INSTRUCTIONS TO FOLLOW
Work out the count of lines in the entries below that include "start", and write only that count.

DATA SHOWN

####################

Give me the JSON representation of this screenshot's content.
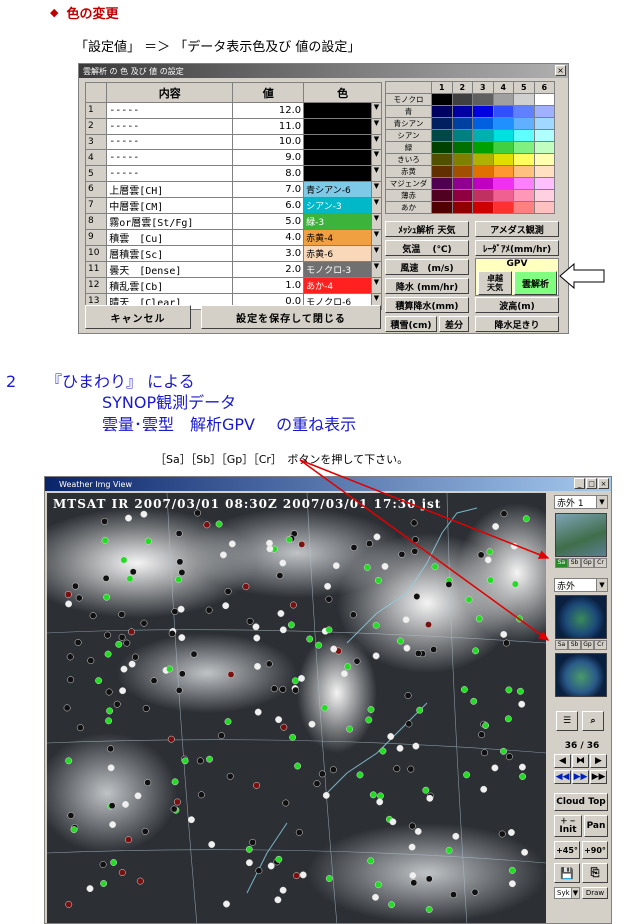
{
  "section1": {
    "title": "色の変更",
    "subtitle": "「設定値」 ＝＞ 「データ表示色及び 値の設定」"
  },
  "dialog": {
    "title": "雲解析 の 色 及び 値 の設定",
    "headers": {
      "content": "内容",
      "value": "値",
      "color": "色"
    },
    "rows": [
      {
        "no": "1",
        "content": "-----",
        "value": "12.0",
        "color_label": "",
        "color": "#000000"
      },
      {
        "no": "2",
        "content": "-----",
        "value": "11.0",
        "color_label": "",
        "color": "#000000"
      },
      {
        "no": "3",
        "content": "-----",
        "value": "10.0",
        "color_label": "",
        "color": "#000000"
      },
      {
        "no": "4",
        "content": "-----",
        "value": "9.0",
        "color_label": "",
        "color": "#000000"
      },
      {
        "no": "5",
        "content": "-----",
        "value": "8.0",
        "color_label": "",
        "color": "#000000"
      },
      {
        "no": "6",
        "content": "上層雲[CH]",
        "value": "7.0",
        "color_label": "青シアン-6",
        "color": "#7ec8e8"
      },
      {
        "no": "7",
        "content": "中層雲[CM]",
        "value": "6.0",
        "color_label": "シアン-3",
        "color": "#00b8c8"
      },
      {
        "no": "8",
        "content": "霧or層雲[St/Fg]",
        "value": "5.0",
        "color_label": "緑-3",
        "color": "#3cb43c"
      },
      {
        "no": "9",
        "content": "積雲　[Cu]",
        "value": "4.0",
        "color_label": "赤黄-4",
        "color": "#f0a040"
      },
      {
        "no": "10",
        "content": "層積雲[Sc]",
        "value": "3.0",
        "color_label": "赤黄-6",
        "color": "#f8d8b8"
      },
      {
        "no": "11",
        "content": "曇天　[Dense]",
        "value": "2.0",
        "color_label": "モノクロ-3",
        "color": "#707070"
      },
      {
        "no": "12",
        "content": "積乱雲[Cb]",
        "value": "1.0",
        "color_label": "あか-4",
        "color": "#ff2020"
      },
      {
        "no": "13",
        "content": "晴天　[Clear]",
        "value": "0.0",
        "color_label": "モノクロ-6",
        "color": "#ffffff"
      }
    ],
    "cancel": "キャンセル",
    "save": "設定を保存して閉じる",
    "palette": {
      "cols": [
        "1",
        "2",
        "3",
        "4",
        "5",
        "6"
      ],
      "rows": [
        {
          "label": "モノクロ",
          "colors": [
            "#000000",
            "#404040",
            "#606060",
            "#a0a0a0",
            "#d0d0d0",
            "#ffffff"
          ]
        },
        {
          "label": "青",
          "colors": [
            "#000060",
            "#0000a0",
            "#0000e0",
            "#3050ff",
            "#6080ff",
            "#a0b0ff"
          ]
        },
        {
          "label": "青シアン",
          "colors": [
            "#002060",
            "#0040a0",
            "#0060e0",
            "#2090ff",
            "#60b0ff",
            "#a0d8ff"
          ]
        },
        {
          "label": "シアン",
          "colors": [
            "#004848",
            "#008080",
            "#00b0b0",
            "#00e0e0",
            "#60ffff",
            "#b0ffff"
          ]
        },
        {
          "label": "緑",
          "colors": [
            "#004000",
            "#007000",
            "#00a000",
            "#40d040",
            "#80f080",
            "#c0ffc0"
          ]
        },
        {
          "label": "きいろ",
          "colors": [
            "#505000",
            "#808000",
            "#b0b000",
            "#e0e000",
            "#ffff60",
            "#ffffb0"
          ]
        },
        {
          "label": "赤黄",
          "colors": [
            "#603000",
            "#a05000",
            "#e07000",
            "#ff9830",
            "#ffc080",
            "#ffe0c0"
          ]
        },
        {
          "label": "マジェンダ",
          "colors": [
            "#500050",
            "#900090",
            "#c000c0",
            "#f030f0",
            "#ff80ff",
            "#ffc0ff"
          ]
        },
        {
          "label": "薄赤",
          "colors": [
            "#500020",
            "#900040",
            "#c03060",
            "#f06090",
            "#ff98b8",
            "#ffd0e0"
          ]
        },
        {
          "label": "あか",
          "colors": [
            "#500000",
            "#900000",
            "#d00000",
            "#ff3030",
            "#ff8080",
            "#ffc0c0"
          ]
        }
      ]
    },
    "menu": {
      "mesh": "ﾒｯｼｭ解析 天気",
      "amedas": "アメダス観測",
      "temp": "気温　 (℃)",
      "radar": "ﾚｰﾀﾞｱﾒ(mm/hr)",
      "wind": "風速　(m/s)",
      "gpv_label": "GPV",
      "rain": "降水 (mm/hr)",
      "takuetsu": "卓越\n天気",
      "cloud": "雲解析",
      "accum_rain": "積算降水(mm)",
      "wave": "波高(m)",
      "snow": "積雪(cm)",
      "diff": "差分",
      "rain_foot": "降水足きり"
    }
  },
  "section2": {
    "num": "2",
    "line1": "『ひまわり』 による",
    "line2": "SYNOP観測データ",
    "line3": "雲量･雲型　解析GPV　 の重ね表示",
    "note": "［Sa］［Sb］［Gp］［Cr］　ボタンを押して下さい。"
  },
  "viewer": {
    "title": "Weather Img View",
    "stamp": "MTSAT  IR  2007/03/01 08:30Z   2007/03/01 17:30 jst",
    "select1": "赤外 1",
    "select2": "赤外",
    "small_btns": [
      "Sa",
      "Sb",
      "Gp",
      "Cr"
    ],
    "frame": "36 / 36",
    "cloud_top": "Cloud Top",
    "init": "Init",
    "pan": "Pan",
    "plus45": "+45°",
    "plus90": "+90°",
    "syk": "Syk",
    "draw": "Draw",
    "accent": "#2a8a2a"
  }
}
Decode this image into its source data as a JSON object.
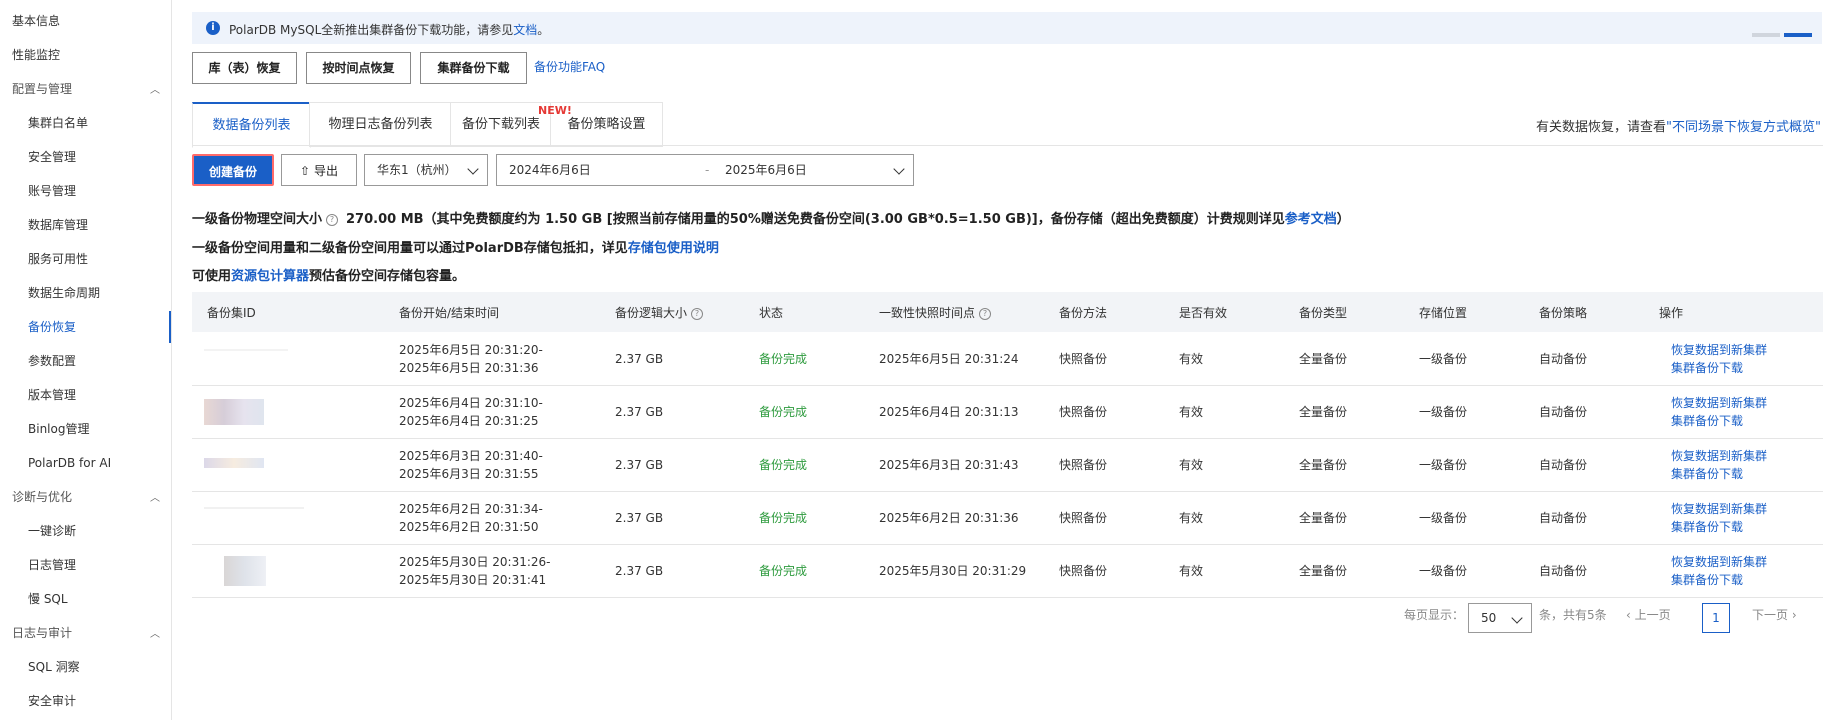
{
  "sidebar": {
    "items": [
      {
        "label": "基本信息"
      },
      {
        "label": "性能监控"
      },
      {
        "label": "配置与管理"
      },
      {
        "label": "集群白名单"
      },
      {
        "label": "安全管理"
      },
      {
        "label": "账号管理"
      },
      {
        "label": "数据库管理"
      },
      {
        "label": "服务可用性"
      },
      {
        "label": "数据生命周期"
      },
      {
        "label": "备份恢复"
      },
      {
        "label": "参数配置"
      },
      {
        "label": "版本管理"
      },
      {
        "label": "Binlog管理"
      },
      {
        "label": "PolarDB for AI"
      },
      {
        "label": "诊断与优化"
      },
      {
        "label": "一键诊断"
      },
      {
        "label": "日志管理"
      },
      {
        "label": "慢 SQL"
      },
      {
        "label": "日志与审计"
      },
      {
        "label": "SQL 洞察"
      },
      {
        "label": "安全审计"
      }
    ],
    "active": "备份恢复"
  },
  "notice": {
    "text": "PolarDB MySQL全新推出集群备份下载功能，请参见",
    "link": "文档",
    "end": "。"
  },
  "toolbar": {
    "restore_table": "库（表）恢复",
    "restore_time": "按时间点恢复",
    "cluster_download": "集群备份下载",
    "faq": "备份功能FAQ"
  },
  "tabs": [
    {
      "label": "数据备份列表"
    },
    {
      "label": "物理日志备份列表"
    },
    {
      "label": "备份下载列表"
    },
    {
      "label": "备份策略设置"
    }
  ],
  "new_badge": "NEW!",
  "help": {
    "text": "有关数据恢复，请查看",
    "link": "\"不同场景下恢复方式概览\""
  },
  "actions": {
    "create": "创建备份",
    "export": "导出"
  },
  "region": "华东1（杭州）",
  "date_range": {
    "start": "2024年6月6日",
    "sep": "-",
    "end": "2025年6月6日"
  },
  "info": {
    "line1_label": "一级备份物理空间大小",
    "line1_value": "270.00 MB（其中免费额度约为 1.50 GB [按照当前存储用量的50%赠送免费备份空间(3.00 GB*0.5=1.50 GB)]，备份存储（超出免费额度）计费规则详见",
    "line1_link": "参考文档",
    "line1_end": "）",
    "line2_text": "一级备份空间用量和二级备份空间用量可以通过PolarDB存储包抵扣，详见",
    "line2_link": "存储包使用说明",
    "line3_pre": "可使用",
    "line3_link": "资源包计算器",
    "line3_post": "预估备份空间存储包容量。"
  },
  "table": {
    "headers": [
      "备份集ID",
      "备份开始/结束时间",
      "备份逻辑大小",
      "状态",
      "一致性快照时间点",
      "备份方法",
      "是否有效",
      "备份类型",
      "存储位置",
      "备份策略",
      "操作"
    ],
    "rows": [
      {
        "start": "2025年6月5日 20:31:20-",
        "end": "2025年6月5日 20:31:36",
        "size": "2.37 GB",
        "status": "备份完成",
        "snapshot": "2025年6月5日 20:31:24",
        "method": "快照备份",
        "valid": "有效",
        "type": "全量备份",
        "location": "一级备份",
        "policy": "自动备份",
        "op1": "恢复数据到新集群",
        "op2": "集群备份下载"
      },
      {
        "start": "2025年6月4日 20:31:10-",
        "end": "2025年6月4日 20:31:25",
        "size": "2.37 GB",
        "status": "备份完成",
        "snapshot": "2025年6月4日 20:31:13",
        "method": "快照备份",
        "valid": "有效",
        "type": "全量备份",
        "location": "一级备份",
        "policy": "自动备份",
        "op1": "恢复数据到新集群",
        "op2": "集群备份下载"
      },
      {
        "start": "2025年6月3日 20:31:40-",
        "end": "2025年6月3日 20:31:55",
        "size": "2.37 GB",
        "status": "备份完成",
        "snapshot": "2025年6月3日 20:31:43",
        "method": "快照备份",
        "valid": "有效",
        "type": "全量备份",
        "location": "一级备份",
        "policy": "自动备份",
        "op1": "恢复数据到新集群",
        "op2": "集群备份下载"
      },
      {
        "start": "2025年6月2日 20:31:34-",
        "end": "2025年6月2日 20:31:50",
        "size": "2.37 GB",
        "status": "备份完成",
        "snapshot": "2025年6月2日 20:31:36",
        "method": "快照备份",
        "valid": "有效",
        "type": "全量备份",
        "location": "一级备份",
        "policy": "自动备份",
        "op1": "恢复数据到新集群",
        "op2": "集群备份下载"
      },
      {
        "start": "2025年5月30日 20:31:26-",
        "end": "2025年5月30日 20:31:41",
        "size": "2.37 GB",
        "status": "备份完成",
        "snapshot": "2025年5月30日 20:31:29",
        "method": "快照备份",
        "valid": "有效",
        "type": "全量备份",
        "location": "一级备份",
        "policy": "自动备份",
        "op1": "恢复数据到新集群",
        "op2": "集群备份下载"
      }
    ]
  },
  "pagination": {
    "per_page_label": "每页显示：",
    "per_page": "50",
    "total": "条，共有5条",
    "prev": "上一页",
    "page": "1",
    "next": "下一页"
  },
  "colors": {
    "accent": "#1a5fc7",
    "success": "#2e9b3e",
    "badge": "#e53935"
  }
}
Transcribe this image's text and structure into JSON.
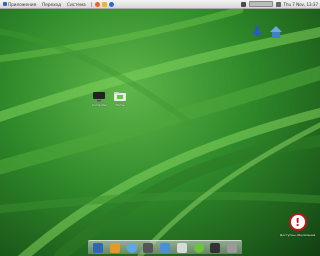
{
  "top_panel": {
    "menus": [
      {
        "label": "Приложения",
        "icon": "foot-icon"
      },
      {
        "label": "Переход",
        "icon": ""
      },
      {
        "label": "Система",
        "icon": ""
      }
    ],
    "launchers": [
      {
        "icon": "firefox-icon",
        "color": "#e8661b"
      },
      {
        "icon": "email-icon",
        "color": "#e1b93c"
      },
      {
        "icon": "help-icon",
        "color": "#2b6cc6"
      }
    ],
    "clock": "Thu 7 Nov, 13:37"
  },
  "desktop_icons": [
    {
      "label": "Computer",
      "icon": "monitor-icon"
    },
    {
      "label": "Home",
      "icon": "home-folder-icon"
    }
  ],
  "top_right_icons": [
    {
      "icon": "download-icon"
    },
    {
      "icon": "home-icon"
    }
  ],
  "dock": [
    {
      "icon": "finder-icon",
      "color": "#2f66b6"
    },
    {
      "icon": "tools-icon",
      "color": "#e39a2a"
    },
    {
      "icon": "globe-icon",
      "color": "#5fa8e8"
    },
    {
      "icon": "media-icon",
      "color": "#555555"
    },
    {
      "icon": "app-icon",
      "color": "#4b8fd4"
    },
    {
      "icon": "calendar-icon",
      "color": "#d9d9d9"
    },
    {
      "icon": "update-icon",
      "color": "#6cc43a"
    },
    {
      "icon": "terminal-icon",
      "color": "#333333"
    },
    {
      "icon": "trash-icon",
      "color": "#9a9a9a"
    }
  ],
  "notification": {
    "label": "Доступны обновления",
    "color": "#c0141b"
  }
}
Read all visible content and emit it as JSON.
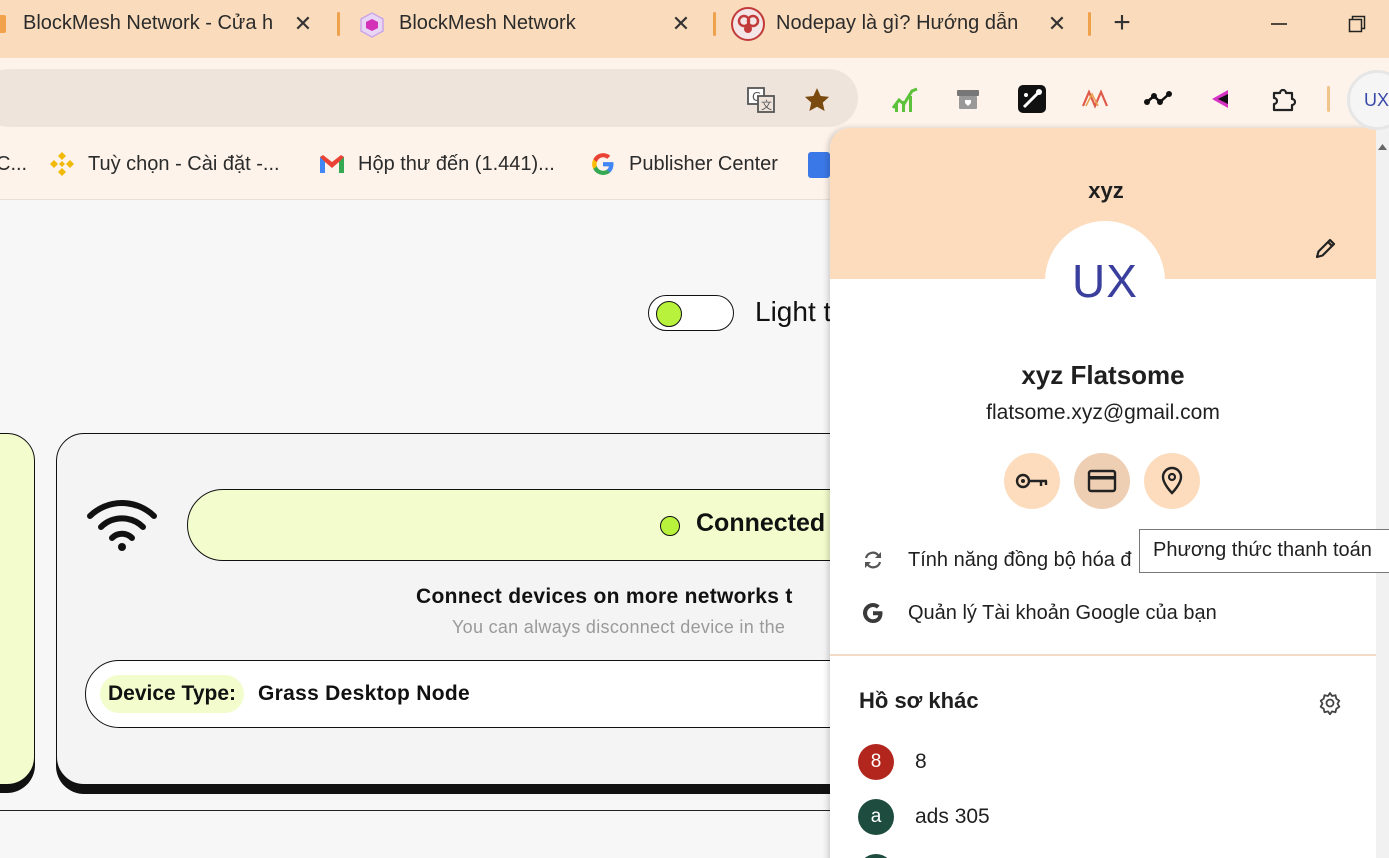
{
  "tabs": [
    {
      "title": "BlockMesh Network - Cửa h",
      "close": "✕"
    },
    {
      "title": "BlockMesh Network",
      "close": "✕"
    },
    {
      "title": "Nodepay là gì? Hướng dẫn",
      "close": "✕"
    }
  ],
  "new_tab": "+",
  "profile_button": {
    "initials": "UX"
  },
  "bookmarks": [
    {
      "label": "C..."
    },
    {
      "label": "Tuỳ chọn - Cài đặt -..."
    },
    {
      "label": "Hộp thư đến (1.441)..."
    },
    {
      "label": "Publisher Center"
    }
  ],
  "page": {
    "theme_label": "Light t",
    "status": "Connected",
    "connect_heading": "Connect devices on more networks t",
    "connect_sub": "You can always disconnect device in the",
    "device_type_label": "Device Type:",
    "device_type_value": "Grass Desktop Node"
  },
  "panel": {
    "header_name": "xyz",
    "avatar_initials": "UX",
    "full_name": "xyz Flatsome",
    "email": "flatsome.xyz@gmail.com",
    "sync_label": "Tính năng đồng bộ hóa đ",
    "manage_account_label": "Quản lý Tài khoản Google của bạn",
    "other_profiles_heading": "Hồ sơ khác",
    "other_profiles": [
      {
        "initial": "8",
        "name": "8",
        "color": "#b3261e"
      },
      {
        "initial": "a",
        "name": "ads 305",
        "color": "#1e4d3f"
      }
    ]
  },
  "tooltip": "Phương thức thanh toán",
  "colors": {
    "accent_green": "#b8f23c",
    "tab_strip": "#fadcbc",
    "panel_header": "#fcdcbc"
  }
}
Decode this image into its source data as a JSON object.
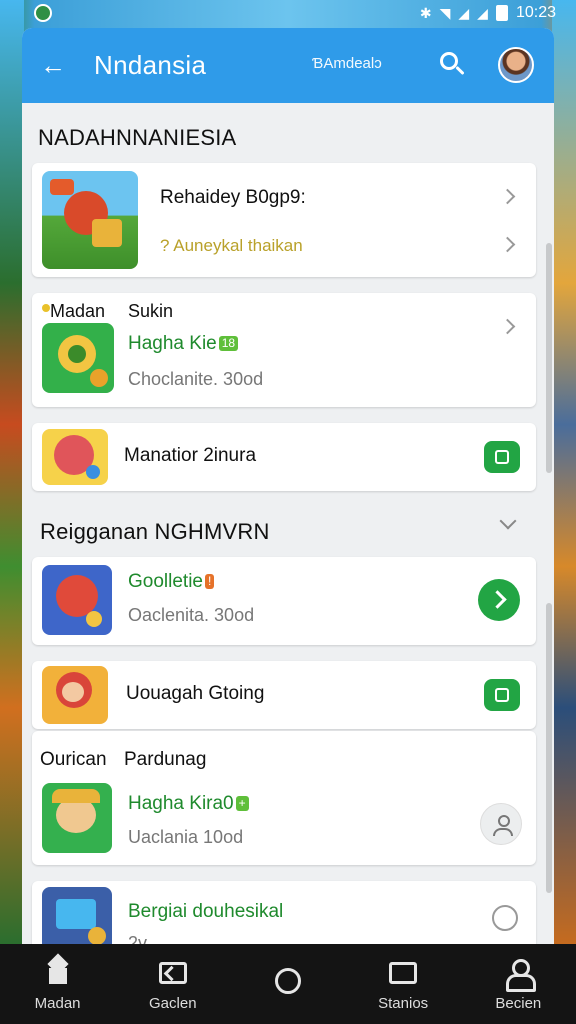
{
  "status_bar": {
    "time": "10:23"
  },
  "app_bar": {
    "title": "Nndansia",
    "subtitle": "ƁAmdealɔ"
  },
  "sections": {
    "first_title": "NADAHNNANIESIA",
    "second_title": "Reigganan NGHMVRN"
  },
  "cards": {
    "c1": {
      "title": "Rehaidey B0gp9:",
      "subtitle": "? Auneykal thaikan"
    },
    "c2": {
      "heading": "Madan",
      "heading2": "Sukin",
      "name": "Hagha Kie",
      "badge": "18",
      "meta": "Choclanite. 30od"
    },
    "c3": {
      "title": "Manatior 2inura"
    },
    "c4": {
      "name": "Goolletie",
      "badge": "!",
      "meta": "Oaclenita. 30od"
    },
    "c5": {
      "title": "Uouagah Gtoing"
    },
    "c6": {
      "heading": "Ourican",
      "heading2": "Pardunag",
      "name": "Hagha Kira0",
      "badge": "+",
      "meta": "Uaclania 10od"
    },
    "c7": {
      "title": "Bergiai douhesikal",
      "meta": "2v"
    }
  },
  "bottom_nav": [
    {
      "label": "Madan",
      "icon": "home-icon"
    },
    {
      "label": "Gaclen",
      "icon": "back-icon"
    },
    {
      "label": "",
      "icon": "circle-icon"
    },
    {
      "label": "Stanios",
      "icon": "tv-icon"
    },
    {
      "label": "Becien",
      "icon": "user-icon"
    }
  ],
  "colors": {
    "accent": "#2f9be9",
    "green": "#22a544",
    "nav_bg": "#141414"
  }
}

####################

RESULT
6